When Alvin Irby stopped in to get a haircut at a barbershop across the street from the Bronx elementary school where he taught, he noticed something: "One of my first graders walked into the shop and was just sitting there doing nothing, and the whole time I was looking at this, I kept thinking he should be practicing his reading right now, and I wish I had a children's book to give him," Irby told Cheddar.
That’s when the idea for Barbershop Books was formed.
The non-profit’s mission is to help black boys ages 4-8 identify as readers by creating positive early reading experiences in male-centered spaces like the barbershop. According to the United States Department of Education, over 85 percent of America’s black male fourth grade students are not proficient in reading, and Barbershop Books is on a mission to change that.

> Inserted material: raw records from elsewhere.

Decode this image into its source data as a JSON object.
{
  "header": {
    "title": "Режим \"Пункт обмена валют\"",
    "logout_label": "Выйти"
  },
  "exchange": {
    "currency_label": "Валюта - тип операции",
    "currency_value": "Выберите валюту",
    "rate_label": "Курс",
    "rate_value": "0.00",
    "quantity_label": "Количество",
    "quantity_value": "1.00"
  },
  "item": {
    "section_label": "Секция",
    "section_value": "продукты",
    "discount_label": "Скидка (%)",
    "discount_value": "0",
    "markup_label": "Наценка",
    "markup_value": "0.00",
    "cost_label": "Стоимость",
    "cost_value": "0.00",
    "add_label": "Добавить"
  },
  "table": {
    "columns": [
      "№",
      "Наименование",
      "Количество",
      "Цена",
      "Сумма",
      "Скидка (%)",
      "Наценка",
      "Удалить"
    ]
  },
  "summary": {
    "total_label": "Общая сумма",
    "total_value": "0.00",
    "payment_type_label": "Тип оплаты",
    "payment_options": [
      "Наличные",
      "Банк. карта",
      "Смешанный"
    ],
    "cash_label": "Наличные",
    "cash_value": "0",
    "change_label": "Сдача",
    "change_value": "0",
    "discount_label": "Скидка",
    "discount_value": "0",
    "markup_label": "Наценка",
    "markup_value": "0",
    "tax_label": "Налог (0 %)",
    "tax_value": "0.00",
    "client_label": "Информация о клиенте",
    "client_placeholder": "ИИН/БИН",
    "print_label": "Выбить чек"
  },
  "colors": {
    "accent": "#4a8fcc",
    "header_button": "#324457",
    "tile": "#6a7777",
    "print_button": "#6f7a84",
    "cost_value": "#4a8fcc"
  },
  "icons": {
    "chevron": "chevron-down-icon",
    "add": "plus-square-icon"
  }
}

The community-based program has provided books in 185 barbershops in 44 cities in 20 states across the U.S., helping to create kid-friendly reading spaces. "People reach out to us and they say we want children's books in our local barbershop, so we ship a curated list of books recommended by boys and a colorful bookshelf directly to barbershops across the country," Irby said.
Barbershop Books also provide early literacy training to barbers, equipping them with strategies on how to create positive reading environments for children while they’re in their shop and how they can get them excited about reading.
"If you can read on grade level by the end of the third grade you're much more likely to graduate from high school and thus have a better life," Irby said.